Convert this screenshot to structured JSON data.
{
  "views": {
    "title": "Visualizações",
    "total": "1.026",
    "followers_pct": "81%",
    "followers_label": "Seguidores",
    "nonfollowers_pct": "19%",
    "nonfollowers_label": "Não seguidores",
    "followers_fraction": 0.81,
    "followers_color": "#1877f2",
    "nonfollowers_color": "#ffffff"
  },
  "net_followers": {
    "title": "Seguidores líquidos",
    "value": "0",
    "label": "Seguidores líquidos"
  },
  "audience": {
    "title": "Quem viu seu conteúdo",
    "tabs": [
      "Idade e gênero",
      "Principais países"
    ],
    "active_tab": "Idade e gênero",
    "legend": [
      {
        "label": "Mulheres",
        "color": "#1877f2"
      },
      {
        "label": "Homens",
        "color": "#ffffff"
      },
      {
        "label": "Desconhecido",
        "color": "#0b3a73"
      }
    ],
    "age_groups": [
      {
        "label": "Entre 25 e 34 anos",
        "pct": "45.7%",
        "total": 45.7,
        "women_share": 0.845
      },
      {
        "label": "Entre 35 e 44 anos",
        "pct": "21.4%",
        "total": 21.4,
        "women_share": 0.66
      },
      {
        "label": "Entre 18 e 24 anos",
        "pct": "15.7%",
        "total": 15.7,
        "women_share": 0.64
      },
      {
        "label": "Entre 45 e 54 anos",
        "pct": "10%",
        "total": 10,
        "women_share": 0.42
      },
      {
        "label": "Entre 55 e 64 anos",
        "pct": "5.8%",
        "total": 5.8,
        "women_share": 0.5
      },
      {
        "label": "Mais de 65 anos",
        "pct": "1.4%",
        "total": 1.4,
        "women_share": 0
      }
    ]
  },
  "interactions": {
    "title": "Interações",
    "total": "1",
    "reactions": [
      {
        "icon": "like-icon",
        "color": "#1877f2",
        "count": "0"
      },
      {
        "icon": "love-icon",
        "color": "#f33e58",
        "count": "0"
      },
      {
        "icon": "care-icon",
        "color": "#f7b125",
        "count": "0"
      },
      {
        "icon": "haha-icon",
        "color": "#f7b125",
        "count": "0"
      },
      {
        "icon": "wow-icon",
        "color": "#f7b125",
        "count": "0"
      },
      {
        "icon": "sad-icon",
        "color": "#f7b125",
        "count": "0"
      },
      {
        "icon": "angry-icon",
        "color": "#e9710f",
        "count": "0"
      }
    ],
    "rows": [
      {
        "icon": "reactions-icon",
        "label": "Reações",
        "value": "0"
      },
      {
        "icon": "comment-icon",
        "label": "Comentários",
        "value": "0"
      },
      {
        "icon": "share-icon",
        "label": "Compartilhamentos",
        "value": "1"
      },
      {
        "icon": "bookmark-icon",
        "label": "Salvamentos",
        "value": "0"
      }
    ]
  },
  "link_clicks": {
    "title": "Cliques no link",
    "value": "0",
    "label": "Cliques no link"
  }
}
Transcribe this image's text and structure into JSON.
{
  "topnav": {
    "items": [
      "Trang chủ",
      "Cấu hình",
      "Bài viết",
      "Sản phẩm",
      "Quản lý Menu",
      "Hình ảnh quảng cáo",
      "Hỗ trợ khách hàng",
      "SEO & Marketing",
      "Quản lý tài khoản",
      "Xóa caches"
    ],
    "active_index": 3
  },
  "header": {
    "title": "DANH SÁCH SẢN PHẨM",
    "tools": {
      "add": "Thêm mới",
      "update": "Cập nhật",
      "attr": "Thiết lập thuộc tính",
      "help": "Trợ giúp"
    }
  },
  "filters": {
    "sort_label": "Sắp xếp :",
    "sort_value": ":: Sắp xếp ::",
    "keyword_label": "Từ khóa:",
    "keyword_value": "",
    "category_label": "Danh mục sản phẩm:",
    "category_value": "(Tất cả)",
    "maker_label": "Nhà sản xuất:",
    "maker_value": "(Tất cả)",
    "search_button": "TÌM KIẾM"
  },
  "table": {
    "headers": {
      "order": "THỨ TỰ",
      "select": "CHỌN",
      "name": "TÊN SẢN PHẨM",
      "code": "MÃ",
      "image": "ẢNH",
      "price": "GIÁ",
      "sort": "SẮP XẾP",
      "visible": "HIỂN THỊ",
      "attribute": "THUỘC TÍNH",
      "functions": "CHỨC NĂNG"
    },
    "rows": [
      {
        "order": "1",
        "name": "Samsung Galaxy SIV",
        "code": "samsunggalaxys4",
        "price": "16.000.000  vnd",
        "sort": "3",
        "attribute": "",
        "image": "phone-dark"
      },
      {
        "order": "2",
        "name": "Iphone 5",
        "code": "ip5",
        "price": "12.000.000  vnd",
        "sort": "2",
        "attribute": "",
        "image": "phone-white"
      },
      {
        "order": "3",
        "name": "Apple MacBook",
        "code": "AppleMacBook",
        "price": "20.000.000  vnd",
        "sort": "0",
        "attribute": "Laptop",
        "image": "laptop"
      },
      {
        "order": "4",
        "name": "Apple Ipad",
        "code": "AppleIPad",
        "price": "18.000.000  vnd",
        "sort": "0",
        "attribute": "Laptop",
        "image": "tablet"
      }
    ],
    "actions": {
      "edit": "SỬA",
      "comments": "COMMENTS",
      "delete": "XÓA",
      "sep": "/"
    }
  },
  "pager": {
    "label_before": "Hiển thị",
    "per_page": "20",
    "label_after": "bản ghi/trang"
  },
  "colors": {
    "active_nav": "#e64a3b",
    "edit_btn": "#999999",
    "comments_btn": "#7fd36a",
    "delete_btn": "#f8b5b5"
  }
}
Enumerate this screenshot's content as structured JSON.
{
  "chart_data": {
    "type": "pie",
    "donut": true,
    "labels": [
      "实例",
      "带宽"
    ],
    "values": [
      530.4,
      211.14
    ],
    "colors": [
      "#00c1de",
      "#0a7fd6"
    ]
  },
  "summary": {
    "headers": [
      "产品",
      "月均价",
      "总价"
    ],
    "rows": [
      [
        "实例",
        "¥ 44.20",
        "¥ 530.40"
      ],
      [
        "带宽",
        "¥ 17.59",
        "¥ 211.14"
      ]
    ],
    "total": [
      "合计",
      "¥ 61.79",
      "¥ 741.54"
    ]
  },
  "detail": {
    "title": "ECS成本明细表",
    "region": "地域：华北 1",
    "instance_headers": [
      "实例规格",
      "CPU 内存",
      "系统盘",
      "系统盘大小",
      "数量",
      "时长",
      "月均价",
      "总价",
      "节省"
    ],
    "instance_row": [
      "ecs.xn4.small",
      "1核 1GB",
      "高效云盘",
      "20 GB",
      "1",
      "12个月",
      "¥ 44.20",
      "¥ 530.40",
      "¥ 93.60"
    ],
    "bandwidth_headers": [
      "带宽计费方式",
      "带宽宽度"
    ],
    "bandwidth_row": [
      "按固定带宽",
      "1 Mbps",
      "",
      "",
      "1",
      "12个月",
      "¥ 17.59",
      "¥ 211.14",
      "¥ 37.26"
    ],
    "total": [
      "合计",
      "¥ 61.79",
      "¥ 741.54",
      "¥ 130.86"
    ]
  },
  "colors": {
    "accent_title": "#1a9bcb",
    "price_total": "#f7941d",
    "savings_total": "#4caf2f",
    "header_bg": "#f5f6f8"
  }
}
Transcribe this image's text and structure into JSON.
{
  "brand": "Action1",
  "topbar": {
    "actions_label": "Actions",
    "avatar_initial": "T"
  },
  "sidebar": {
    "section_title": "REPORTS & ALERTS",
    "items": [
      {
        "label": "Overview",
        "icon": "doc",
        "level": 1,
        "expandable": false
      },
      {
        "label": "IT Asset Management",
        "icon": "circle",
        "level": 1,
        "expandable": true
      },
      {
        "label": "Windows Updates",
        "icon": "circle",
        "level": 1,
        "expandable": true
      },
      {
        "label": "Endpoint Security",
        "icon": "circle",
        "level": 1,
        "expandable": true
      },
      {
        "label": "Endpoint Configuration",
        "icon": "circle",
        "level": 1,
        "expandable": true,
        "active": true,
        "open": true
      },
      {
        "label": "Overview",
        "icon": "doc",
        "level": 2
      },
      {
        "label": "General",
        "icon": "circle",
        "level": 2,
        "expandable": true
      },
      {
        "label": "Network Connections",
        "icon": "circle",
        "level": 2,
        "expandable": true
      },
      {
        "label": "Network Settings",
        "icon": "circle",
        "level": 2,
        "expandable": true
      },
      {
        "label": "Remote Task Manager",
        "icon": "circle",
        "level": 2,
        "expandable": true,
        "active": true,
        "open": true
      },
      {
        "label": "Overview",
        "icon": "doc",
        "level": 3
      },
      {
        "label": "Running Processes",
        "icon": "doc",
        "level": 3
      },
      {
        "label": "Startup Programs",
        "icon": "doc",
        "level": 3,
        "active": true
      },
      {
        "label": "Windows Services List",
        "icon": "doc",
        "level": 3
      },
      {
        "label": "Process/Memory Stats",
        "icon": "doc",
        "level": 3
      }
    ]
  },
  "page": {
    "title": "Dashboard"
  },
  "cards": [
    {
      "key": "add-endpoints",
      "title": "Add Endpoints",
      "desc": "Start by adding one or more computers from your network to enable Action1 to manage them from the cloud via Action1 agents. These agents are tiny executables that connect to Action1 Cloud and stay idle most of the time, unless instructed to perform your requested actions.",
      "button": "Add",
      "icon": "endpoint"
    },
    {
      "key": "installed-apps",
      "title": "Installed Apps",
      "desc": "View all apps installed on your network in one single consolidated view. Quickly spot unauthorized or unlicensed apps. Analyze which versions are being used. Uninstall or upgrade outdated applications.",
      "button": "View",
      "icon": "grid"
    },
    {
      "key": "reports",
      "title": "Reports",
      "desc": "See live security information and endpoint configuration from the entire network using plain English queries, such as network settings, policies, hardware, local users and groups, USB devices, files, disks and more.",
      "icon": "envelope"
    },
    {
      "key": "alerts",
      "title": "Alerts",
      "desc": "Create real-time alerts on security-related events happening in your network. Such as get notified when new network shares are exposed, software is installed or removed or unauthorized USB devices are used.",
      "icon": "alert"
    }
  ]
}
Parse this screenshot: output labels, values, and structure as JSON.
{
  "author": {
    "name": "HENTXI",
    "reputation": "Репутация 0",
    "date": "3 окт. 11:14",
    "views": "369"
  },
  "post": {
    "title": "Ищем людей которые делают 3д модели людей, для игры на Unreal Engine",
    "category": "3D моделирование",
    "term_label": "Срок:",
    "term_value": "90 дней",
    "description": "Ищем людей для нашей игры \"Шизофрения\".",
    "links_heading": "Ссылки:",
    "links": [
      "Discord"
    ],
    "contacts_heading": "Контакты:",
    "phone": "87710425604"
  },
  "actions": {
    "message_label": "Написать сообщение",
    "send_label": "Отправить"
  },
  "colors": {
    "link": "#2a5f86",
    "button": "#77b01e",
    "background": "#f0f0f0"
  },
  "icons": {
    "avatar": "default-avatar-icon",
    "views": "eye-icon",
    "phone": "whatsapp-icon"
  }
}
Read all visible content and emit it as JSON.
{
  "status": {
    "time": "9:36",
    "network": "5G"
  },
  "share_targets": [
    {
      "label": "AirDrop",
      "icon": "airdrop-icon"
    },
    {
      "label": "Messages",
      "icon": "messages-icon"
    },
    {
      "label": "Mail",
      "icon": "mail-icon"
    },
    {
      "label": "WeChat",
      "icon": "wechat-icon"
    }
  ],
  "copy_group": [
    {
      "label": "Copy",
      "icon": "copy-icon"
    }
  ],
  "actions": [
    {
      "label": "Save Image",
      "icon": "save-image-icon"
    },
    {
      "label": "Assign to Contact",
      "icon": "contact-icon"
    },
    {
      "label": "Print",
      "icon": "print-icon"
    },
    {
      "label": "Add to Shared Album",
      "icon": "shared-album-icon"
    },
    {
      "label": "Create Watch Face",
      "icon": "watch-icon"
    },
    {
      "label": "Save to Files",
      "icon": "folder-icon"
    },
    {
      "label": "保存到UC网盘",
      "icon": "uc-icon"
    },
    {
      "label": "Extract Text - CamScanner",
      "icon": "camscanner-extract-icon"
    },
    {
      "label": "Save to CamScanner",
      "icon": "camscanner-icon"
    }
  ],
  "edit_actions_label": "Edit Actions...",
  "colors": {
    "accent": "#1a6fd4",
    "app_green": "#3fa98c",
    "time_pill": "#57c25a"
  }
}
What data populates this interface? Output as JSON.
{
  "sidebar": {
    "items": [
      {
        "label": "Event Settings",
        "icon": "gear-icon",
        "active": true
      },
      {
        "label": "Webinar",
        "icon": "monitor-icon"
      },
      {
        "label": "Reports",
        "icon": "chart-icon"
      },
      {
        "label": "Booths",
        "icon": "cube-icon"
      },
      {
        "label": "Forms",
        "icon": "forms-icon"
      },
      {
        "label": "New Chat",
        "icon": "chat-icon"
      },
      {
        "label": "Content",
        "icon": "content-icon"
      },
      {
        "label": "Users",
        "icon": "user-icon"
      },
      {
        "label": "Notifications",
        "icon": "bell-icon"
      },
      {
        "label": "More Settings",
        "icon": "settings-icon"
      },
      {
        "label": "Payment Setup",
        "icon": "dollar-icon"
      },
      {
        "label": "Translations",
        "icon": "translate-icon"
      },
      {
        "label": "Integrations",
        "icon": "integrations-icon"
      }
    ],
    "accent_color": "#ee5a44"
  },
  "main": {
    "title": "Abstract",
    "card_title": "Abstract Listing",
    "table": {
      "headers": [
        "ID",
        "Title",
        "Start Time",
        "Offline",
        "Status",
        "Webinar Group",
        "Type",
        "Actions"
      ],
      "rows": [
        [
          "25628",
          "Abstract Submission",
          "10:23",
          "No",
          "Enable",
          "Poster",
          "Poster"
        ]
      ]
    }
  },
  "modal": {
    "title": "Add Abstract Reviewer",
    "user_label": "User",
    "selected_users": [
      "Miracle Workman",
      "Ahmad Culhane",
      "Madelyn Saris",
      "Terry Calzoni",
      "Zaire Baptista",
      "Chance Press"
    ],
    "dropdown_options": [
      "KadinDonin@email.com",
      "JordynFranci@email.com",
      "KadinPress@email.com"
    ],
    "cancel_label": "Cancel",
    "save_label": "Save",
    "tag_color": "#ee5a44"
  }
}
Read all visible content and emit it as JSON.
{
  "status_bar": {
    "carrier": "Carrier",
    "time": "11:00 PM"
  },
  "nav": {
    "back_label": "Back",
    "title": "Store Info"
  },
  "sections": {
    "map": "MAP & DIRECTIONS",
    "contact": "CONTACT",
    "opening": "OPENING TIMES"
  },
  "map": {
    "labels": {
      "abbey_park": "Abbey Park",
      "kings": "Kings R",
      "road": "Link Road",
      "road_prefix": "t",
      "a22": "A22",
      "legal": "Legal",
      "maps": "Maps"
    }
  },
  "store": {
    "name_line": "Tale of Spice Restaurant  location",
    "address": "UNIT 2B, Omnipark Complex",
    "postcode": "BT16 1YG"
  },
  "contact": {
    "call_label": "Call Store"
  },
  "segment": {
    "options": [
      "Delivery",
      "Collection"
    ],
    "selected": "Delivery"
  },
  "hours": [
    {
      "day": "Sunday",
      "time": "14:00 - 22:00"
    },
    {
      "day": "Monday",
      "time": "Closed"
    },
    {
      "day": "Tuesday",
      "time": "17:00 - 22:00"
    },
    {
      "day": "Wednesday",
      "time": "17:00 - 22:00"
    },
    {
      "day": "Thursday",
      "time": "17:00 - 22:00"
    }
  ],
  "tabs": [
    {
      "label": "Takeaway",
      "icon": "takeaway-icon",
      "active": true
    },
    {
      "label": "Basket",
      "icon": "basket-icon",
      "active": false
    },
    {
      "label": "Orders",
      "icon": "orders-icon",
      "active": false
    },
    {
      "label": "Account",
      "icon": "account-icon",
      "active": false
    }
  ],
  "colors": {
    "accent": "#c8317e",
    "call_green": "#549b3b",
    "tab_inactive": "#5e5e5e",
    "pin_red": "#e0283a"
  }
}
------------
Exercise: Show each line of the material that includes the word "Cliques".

Result below:
    "title": "Cliques no link",
    "label": "Cliques no link"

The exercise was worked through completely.